Second-ranked Clemson defeated Boston College, 34-7, on Saturday in Death Valley. The Tigers improved to 4-0 (2-0 ACC), while the Eagles fell to 1-3 (0-2).
Here is a look back at how Clemson earned the victory:
The defenses dominated the day for the most part. Clemson — which averaged 520 yards of offense entering the game, a mark that ranked 14th nationally — was held to just 269 yards through three quarters before breaking out in the fourth. Boston College, meanwhile, mustered only 238 yards of offense.
Clemson quarterback Kelly Bryant cracked the scoreboard first at the 7:16 mark of the second quarter with an 11-yard touchdown run that capped a 13-play, 94-yard drive. A block by running back Tavien Feaster on the edge allowed Bryant to get outside and scamper into the end zone.
In the third quarter, Boston College took advantage of favorable field position to tie the game up. After sacking Bryant deep in Clemson territory on third down, the Eagles took over at the Tigers’ 37-yard line and needed just eight plays to find pay dirt. A.J. Dillon’s 1-yard rumble made the score 7-7 with 3:30 left in the third quarter.
However, Clemson’s offense began to click when it mattered most and recorded 213 yards in the final period. Adam Choice concluded a 10-play, 67-yard drive with a 6-yard touchdown run early in the fourth quarter that gave the Tigers the lead for good. On Clemson’s ensuing possession, freshman running back Travis Etienne gave his team some breathing room with an electric 50-yard touchdown sprint. Kelly Bryant iced the game with 2:50 remaining when he plunged into the end zone on a run from four yards out, before Etienne tacked on with a 10-yard touchdown run that provided the final margin.
What went right?
Clemson played lockdown defense, as it has all season thus far, and the unit’s stifling effort kept the team in the game until the offense figured things out late.
Boston College had only 12 first downs, went 4-of-16 on third-down attempts and averaged 3.6 yards per play. Clemson forced two turnovers courtesy of interceptions by cornerbacks Trayvon Mullen and A.J. Terrell. The Tigers were disruptive all game long with six tackles for loss, five pass breakups and 10 quarterback hurries.
The biggest positive for Clemson offensively was that it ran for 342 yards on 58 carries, an average of 5.9 yards per attempt.
What went wrong?
The Tigers committed two turnovers and were lucky that it was only two. Bryant threw two interceptions, though Boston College defensive end Harold Landry forced one of the picks by hitting Bryant’s arm and causing the ball to pop into the air. Both Bryant and C.J. Fuller fumbled, as well, but the Tigers recovered both.

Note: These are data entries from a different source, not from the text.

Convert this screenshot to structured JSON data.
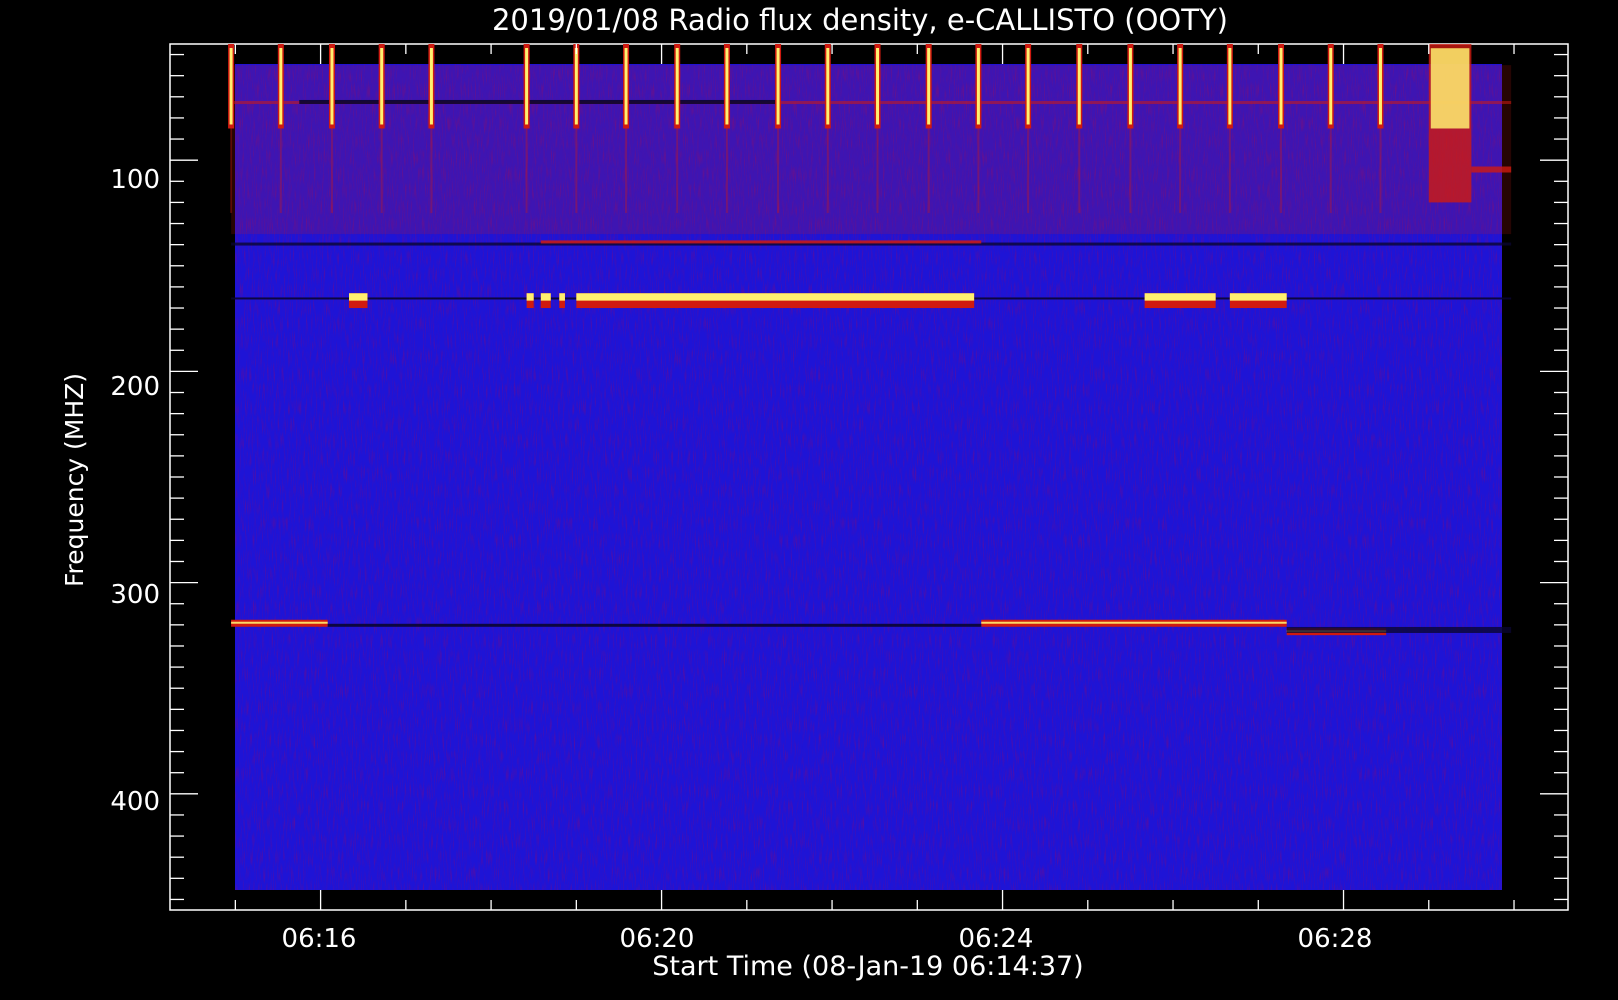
{
  "chart_data": {
    "type": "heatmap",
    "title": "2019/01/08  Radio flux density, e-CALLISTO (OOTY)",
    "xlabel": "Start Time (08-Jan-19 06:14:37)",
    "ylabel": "Frequency (MHZ)",
    "x_range_minutes": [
      "06:14:14",
      "06:30:38"
    ],
    "x_data_range": [
      "06:14:57",
      "06:29:58"
    ],
    "ylim": [
      45,
      455
    ],
    "y_data_range": [
      45,
      445
    ],
    "y_reversed": true,
    "x_tick_labels": [
      "06:16",
      "06:20",
      "06:24",
      "06:28"
    ],
    "y_tick_labels": [
      "100",
      "200",
      "300",
      "400"
    ],
    "colors": {
      "background": "#000000",
      "axes": "#ffffff",
      "low": "#1a10c8",
      "mid": "#2828e6",
      "high_red": "#d01a10",
      "peak_yellow": "#fff070",
      "dark": "#0a0630"
    },
    "features": {
      "periodic_bursts": {
        "freq_range_mhz": [
          45,
          85
        ],
        "times": [
          "06:14:57",
          "06:15:32",
          "06:16:08",
          "06:16:43",
          "06:17:18",
          "06:18:25",
          "06:19:00",
          "06:19:35",
          "06:20:11",
          "06:20:46",
          "06:21:22",
          "06:21:57",
          "06:22:32",
          "06:23:08",
          "06:23:43",
          "06:24:18",
          "06:24:54",
          "06:25:30",
          "06:26:05",
          "06:26:40",
          "06:27:16",
          "06:27:51",
          "06:28:26"
        ]
      },
      "strong_burst": {
        "time_range": [
          "06:29:00",
          "06:29:30"
        ],
        "freq_range_mhz": [
          45,
          120
        ]
      },
      "band_165mhz_segments": [
        [
          "06:16:20",
          "06:16:33"
        ],
        [
          "06:18:25",
          "06:18:30"
        ],
        [
          "06:18:35",
          "06:18:42"
        ],
        [
          "06:18:48",
          "06:18:52"
        ],
        [
          "06:19:00",
          "06:23:40"
        ],
        [
          "06:25:40",
          "06:26:30"
        ],
        [
          "06:26:40",
          "06:27:20"
        ]
      ],
      "band_320mhz_segments": [
        {
          "time_range": [
            "06:14:57",
            "06:16:05"
          ],
          "freq_mhz": 319
        },
        {
          "time_range": [
            "06:23:45",
            "06:27:20"
          ],
          "freq_mhz": 319
        },
        {
          "time_range": [
            "06:27:20",
            "06:28:30"
          ],
          "freq_mhz": 323
        }
      ]
    }
  }
}
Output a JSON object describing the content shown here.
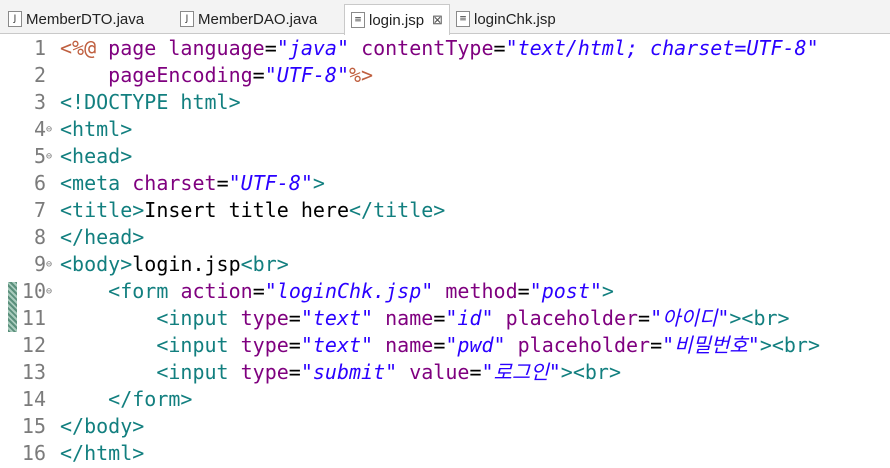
{
  "tabs": [
    {
      "label": "MemberDTO.java",
      "icon": "java-file-icon",
      "active": false
    },
    {
      "label": "MemberDAO.java",
      "icon": "java-file-icon",
      "active": false
    },
    {
      "label": "login.jsp",
      "icon": "jsp-file-icon",
      "active": true
    },
    {
      "label": "loginChk.jsp",
      "icon": "jsp-file-icon",
      "active": false
    }
  ],
  "close_glyph": "⊠",
  "lines": [
    {
      "n": "1",
      "tokens": [
        [
          "dir",
          "<%@"
        ],
        [
          "txt",
          " "
        ],
        [
          "attr",
          "page"
        ],
        [
          "txt",
          " "
        ],
        [
          "attr",
          "language"
        ],
        [
          "txt",
          "="
        ],
        [
          "val",
          "\"java\""
        ],
        [
          "txt",
          " "
        ],
        [
          "attr",
          "contentType"
        ],
        [
          "txt",
          "="
        ],
        [
          "val",
          "\"text/html; charset=UTF-8\""
        ]
      ]
    },
    {
      "n": "2",
      "tokens": [
        [
          "txt",
          "    "
        ],
        [
          "attr",
          "pageEncoding"
        ],
        [
          "txt",
          "="
        ],
        [
          "val",
          "\"UTF-8\""
        ],
        [
          "dir",
          "%>"
        ]
      ]
    },
    {
      "n": "3",
      "tokens": [
        [
          "tag",
          "<!DOCTYPE html>"
        ]
      ]
    },
    {
      "n": "4",
      "fold": true,
      "tokens": [
        [
          "tag",
          "<html>"
        ]
      ]
    },
    {
      "n": "5",
      "fold": true,
      "tokens": [
        [
          "tag",
          "<head>"
        ]
      ]
    },
    {
      "n": "6",
      "tokens": [
        [
          "tag",
          "<meta"
        ],
        [
          "txt",
          " "
        ],
        [
          "attr",
          "charset"
        ],
        [
          "txt",
          "="
        ],
        [
          "val",
          "\"UTF-8\""
        ],
        [
          "tag",
          ">"
        ]
      ]
    },
    {
      "n": "7",
      "tokens": [
        [
          "tag",
          "<title>"
        ],
        [
          "txt",
          "Insert title here"
        ],
        [
          "tag",
          "</title>"
        ]
      ]
    },
    {
      "n": "8",
      "tokens": [
        [
          "tag",
          "</head>"
        ]
      ]
    },
    {
      "n": "9",
      "fold": true,
      "tokens": [
        [
          "tag",
          "<body>"
        ],
        [
          "txt",
          "login.jsp"
        ],
        [
          "tag",
          "<br>"
        ]
      ]
    },
    {
      "n": "10",
      "fold": true,
      "tokens": [
        [
          "txt",
          "    "
        ],
        [
          "tag",
          "<form"
        ],
        [
          "txt",
          " "
        ],
        [
          "attr",
          "action"
        ],
        [
          "txt",
          "="
        ],
        [
          "val",
          "\"loginChk.jsp\""
        ],
        [
          "txt",
          " "
        ],
        [
          "attr",
          "method"
        ],
        [
          "txt",
          "="
        ],
        [
          "val",
          "\"post\""
        ],
        [
          "tag",
          ">"
        ]
      ]
    },
    {
      "n": "11",
      "tokens": [
        [
          "txt",
          "        "
        ],
        [
          "tag",
          "<input"
        ],
        [
          "txt",
          " "
        ],
        [
          "attr",
          "type"
        ],
        [
          "txt",
          "="
        ],
        [
          "val",
          "\"text\""
        ],
        [
          "txt",
          " "
        ],
        [
          "attr",
          "name"
        ],
        [
          "txt",
          "="
        ],
        [
          "val",
          "\"id\""
        ],
        [
          "txt",
          " "
        ],
        [
          "attr",
          "placeholder"
        ],
        [
          "txt",
          "="
        ],
        [
          "val",
          "\"아이디\""
        ],
        [
          "tag",
          "><br>"
        ]
      ]
    },
    {
      "n": "12",
      "tokens": [
        [
          "txt",
          "        "
        ],
        [
          "tag",
          "<input"
        ],
        [
          "txt",
          " "
        ],
        [
          "attr",
          "type"
        ],
        [
          "txt",
          "="
        ],
        [
          "val",
          "\"text\""
        ],
        [
          "txt",
          " "
        ],
        [
          "attr",
          "name"
        ],
        [
          "txt",
          "="
        ],
        [
          "val",
          "\"pwd\""
        ],
        [
          "txt",
          " "
        ],
        [
          "attr",
          "placeholder"
        ],
        [
          "txt",
          "="
        ],
        [
          "val",
          "\"비밀번호\""
        ],
        [
          "tag",
          "><br>"
        ]
      ]
    },
    {
      "n": "13",
      "tokens": [
        [
          "txt",
          "        "
        ],
        [
          "tag",
          "<input"
        ],
        [
          "txt",
          " "
        ],
        [
          "attr",
          "type"
        ],
        [
          "txt",
          "="
        ],
        [
          "val",
          "\"submit\""
        ],
        [
          "txt",
          " "
        ],
        [
          "attr",
          "value"
        ],
        [
          "txt",
          "="
        ],
        [
          "val",
          "\"로그인\""
        ],
        [
          "tag",
          "><br>"
        ]
      ]
    },
    {
      "n": "14",
      "tokens": [
        [
          "txt",
          "    "
        ],
        [
          "tag",
          "</form>"
        ]
      ]
    },
    {
      "n": "15",
      "tokens": [
        [
          "tag",
          "</body>"
        ]
      ]
    },
    {
      "n": "16",
      "tokens": [
        [
          "tag",
          "</html>"
        ]
      ]
    }
  ]
}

Offensive guard Taylor Hearn recovered Bryant’s fumble and ran for a first down on Clemson’s first scoring drive of the game.
Another negative was that Clemson lost the field position battle. The Tigers started five drives inside their own 10-yard line and had an average field position of their own 24-yard line.
Early in the fourth quarter, a big catch by sophomore wide receiver Diondre Overton on third down led to Clemson’s go-ahead score. With the game knotted at 7-7, Overton hauled in a 23-yard pass from Kelly Bryant that put the Tigers at Boston College’s 6-yard line. A play later, Choice ran into the end zone and gave Clemson a lead it wouldn’t relinquish. Had Overton not made the catch, it would have been fourth-and-9 from Boston College’s 29-yard line, and things could have turned out differently.